CAIRO — Sudan’s pro-democracy movement and the army announced a joint ruling body on Tuesday, formally disbanding the military council that took power after the military’s ouster of longtime autocrat Omar al-Bashir in April.
The new, 11-member body — called the Sovereign Council — is to rule Sudan for a little over three years until elections can be held. It was originally to be announced Sunday but the statement was delayed because of last-minute, internal disputes over the opposition appointees.
The military and protest leaders signed the final power-sharing deal Saturday, following pressure from the United States and its Arab allies, amid growing concerns the political crisis could ignite civil war.

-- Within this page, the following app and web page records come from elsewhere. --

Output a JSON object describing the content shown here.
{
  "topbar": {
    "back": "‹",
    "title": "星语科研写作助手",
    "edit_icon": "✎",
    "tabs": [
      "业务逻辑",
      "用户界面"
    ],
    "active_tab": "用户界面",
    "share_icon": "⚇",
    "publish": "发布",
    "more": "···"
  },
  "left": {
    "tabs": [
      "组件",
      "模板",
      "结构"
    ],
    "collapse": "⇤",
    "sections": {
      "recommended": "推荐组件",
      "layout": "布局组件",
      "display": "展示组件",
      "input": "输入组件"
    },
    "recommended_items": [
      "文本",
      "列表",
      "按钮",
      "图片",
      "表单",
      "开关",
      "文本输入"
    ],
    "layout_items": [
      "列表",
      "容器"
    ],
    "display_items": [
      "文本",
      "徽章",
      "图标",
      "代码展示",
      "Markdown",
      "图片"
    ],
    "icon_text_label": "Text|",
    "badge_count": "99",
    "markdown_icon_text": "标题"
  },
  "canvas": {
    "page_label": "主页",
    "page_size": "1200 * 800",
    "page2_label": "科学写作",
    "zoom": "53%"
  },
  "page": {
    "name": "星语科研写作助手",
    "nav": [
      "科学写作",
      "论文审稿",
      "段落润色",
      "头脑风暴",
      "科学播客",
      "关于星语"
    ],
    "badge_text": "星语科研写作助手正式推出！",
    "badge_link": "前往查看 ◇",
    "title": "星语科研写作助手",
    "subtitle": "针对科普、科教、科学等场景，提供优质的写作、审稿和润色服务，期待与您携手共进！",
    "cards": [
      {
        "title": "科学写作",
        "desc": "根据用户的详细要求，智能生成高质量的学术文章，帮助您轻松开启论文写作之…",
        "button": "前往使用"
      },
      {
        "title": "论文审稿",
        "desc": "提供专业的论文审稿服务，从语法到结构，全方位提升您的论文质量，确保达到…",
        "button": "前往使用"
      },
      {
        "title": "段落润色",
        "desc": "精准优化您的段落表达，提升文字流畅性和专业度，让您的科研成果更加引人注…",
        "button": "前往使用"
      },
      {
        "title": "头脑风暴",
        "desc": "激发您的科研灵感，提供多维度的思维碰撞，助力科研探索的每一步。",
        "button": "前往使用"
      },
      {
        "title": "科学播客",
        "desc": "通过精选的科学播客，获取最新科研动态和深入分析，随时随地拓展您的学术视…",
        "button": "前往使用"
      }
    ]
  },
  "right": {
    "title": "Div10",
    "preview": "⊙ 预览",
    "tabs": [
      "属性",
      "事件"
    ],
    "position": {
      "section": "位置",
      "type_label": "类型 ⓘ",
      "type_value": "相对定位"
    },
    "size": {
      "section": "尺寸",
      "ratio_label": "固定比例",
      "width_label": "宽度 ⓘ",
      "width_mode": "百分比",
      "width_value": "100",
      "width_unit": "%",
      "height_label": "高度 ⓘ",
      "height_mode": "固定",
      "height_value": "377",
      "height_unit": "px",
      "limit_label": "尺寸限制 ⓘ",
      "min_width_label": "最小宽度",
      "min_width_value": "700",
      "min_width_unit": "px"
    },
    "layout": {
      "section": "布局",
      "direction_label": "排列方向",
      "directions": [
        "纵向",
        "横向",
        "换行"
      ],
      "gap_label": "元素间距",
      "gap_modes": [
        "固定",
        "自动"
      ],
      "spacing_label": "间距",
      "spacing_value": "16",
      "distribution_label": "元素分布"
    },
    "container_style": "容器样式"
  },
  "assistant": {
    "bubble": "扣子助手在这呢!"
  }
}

Protesters had continued to take to the streets after al-Bashir’s ouster, fearing the military could cling to power, and demanded a swift transition to civilian government. The tortuous negotiations over the joint military and civilian council continued despite a deadly security crackdown. At least 250 people have been killed since December, according to protest organizers.
The military overthrew al-Bashir following months of mass protests against his three-decade-long authoritarian rule. The demonstrations initially erupted in December over dire economic conditions but shortly turned to calls for al-Bashir’s ouster.
The military appointed Gen. Abdel-Fattah Burhan, who chaired the military council, to lead the Sovereign Council for the first 21 months. A civilian leader appointed by the protest movement is to follow Burhan for the next 18 months.
Gen. Mohammed Hamadan Dagalo, who served as deputy head of the military council, was appointed to the council along with Lt. Gen. Shams el-Din Kabashi, Lt. Gen. Yasser Atta and Lt. Gen. Ibrahim Gaber. All were members in the disbanded military council.
Dagalo, also known as Hemedti, has consolidated power since al-Bashir’s overthrow, and is the commander of the paramilitary Rapid Support Forces. Protesters accuse the RSF of leading the crackdown against them since the brutal break-up of their sit-in camp in Khartoum earlier in June.
Among the five council members named by the pro-democracy movement are a woman and a journalist.
Both sides agreed on the appointment of a Coptic Christian judge as the 11th member of the council. The council members will be sworn in before the country’s top judge and Burhan on Wednesday.
The deal also includes a protest movement-appointed Cabinet along with a legislative council with a majority from the Forces for the Declaration of Freedom and Change, the main protest coalition. The legislative body is to assemble within three months.
Protest leaders have nominated a well-known economist, Abdalla Hamdok, to serve as prime minister during the transition. He has been the deputy executive secretary of the United Nations Economic Commission for Africa since November 2011, but has yet to be confirmed by the Sovereign Council.
The military is to nominate the defense and interior ministers, according to the deal.